- Zero knowledge proofs, which enable the sender and receiver of a transaction to verify its validity without revealing any additional information beyond what is required for verification
Public key cryptography
Public key cryptography is a type of cryptography where the encryption key is made public. The public key can be shared with anyone who wants to send you an encrypted message, while the private key must be kept secret by its owner.
The basic principle behind public key cryptography is that it’s easy to multiply prime numbers together but very difficult to factorise large composite numbers into their prime factors (e.g., 5 x 7 = 35). As such, if we want two people (Alice & Bob) who don’t trust each other but do want to communicate securely over an insecure channel like email or text messaging then we could use this technique:

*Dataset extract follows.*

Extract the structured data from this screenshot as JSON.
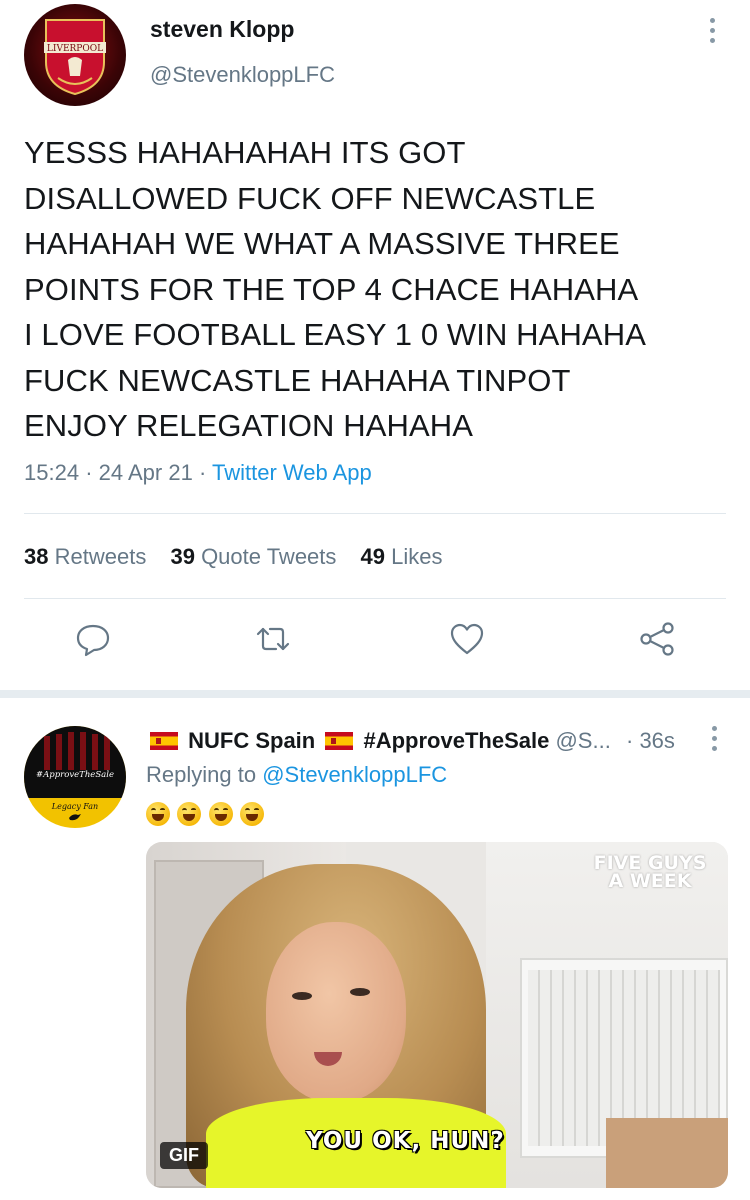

Digital signatures and hash functions
Digital signatures are used to verify the identity of the sender, and can also be used to verify the integrity and authenticity of data.
In order to understand how digital signatures work in blockchain, we’ll first need to take a look at what they’re made up of:
- A private key is like a password which only belongs to you. It’s stored on your device or computer, so no one else has access to it except for you! This makes sure that nobody can use your private key unless they have physical access to your device (or if someone gets hold of it somehow). That’s why people say “don’t upload pictures with faces” because those photos could easily be traced back using facial recognition technology without permission from those involved – but if someone else has accesses their own personal information through this method then they might end up exposing themselves unintentionally!
Cryptography is the cornerstone of blockchain technology.
Cryptography is the cornerstone of blockchain technology. It’s used to ensure security and protect data, which allows for a fully decentralized system with no central authority. Cryptography ensures that transactions are valid, provides proof of ownership and prevents tampering with data stored on a blockchain.
We hope that this article has given you a better understanding of how cryptography works in blockchain. We know it can be a bit overwhelming, but as long as you keep these three things in mind: